:: Problem details ::
Please output exactly the lines from the one containing "Read all visible content and emit it as JSON." through the last line of the records, both included.

:: Record excerpts ::
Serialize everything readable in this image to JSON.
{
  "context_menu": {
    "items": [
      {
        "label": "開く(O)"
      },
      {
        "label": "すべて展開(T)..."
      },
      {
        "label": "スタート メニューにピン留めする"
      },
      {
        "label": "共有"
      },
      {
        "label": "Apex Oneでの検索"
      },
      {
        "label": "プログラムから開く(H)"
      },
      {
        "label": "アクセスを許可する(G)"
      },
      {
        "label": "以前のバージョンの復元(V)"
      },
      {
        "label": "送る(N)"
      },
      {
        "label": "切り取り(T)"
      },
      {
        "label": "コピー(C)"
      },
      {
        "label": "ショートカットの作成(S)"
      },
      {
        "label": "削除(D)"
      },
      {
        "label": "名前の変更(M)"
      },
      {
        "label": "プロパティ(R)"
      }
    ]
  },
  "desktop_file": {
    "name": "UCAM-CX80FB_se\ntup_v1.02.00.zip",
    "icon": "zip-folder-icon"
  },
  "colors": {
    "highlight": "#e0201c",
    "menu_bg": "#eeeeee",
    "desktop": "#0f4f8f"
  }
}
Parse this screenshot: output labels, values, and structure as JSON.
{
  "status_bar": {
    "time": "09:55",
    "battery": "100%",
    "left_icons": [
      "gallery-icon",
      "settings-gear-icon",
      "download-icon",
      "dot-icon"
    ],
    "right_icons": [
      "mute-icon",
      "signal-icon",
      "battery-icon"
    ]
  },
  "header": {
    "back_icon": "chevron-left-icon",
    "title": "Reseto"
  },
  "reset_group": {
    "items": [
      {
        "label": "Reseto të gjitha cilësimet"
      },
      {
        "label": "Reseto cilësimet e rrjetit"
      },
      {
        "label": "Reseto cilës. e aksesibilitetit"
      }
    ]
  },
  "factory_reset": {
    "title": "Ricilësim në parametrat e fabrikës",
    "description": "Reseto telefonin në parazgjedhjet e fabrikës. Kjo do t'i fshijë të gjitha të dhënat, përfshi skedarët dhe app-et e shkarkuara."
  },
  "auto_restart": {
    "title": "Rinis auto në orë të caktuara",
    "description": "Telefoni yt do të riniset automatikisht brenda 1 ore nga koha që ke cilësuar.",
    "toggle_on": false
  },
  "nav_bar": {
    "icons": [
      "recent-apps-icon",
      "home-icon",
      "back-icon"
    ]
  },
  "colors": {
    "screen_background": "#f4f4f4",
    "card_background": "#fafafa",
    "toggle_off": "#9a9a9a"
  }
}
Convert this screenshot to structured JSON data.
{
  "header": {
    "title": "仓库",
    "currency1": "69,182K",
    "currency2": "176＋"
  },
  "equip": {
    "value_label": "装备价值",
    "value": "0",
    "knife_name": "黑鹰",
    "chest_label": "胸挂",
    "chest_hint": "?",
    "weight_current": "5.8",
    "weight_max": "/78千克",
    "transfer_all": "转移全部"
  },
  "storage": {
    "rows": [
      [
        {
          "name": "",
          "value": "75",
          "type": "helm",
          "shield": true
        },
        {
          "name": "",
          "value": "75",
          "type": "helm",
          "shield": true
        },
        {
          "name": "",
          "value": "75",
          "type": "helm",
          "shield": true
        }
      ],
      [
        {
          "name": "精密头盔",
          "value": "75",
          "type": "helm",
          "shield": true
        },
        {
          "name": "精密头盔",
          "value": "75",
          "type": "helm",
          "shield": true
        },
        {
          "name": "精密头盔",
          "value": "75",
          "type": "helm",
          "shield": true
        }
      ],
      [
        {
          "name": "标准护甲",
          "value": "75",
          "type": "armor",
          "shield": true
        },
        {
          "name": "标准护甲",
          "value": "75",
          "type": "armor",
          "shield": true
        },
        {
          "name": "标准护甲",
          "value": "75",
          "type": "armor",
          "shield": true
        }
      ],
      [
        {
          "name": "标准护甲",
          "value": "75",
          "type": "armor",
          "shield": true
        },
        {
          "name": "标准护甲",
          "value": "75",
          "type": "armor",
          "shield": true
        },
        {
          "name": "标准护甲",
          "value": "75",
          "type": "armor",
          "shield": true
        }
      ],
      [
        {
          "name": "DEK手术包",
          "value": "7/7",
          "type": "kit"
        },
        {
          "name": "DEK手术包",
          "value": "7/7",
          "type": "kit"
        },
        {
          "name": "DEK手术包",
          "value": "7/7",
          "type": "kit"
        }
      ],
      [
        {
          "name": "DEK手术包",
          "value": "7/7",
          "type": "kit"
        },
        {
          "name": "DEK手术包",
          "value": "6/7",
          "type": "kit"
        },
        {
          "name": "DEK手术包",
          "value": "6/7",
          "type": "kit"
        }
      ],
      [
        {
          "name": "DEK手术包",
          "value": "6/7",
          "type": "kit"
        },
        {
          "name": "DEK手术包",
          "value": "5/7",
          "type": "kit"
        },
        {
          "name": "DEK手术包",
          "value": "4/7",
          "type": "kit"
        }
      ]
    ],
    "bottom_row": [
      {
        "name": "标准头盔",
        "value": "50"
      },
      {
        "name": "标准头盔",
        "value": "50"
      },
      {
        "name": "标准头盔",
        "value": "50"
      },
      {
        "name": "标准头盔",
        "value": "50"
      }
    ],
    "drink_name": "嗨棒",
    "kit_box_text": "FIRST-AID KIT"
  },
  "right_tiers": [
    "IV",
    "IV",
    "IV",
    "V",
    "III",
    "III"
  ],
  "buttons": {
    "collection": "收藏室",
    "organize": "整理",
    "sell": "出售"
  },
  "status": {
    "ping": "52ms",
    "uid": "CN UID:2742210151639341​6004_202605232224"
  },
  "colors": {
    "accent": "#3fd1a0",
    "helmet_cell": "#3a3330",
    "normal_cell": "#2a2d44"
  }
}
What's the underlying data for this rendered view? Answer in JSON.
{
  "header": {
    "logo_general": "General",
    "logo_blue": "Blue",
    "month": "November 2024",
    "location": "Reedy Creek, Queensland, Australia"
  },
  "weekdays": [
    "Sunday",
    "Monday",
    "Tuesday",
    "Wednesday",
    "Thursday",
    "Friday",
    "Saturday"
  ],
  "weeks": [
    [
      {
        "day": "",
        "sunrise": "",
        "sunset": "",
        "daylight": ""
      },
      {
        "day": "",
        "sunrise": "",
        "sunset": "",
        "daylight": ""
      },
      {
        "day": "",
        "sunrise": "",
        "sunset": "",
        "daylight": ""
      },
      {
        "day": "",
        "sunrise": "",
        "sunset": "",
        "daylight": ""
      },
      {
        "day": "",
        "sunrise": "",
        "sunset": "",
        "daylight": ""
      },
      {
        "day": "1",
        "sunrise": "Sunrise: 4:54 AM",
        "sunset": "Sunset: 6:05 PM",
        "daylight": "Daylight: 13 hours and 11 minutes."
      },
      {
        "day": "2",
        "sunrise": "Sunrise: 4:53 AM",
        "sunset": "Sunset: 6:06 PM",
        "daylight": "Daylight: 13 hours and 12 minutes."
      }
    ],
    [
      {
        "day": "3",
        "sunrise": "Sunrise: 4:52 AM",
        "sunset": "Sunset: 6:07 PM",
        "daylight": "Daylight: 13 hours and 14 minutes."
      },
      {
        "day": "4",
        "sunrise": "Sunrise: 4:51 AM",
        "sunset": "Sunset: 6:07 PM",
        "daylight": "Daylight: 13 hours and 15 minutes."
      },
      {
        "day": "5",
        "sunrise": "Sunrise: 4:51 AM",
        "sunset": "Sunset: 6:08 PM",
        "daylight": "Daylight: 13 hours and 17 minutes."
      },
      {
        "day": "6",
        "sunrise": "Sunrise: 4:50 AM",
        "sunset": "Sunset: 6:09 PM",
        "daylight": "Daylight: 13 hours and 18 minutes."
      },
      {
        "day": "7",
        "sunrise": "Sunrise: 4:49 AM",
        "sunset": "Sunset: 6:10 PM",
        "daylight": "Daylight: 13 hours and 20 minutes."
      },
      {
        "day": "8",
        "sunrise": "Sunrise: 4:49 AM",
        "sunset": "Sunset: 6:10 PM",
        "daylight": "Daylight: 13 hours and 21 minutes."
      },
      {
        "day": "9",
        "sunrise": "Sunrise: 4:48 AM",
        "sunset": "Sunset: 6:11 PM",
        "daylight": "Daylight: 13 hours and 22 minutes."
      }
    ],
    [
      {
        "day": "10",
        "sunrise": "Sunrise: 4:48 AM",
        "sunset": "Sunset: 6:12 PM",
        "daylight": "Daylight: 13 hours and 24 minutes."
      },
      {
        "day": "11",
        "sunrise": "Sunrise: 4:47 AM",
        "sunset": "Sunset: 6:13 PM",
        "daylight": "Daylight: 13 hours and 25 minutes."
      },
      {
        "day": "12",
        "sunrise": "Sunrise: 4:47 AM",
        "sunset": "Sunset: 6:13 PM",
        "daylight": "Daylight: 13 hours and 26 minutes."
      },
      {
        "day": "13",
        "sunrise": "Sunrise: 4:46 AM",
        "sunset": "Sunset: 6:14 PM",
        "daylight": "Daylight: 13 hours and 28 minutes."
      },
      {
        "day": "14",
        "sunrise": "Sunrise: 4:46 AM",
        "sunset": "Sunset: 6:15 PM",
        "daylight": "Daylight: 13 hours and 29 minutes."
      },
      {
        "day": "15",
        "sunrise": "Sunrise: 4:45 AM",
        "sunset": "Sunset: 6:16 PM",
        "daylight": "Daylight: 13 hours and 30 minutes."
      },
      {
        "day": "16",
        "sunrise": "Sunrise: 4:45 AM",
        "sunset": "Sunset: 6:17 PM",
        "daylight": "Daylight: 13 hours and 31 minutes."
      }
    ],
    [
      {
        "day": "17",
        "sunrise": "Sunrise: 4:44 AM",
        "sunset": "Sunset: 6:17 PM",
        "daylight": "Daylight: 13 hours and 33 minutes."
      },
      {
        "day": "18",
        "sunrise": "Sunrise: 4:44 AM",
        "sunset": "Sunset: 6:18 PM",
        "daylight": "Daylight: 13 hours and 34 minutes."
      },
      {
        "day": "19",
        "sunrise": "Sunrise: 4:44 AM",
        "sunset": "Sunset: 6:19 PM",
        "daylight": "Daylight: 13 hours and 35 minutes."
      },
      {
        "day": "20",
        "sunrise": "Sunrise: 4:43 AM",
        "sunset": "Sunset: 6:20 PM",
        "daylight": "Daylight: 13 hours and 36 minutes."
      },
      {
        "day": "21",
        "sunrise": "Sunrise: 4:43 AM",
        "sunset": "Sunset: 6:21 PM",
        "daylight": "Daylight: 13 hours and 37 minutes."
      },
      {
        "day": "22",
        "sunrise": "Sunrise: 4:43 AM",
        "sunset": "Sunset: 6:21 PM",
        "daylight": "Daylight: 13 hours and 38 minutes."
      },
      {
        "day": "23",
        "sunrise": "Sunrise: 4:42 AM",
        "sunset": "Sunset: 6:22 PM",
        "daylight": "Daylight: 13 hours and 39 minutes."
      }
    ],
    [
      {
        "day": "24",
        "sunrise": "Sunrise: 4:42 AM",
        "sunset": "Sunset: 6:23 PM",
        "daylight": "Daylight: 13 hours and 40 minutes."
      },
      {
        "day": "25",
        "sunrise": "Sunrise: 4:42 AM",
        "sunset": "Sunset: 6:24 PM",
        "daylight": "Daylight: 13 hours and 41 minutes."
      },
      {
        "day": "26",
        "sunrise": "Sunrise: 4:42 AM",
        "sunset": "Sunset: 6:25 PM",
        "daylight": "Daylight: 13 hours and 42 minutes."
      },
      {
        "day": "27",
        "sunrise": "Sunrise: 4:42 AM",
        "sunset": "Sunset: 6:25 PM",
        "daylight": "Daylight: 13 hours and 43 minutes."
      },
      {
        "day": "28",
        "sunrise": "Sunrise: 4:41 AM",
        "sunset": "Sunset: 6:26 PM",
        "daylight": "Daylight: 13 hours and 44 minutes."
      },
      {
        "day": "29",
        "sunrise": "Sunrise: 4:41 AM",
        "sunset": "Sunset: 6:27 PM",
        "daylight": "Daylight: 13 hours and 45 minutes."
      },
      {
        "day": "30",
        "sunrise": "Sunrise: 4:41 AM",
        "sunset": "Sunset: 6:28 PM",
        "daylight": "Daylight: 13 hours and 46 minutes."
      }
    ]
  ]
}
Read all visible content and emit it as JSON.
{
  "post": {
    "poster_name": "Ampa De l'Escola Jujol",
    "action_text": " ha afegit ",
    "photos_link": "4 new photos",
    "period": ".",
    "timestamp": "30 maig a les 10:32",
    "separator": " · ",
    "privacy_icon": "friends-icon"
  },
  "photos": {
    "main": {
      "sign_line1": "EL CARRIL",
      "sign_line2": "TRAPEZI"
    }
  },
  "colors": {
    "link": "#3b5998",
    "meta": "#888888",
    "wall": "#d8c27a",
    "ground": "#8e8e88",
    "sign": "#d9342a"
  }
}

:: Result of this task ::
Read all visible content and emit it as JSON.
{
  "post": {
    "poster_name": "Ampa De l'Escola Jujol",
    "action_text": " ha afegit ",
    "photos_link": "4 new photos",
    "period": ".",
    "timestamp": "30 maig a les 10:32",
    "separator": " · ",
    "privacy_icon": "friends-icon"
  },
  "photos": {
    "main": {
      "sign_line1": "EL CARRIL",
      "sign_line2": "TRAPEZI"
    }
  },
  "colors": {
    "link": "#3b5998",
    "meta": "#888888",
    "wall": "#d8c27a",
    "ground": "#8e8e88",
    "sign": "#d9342a"
  }
}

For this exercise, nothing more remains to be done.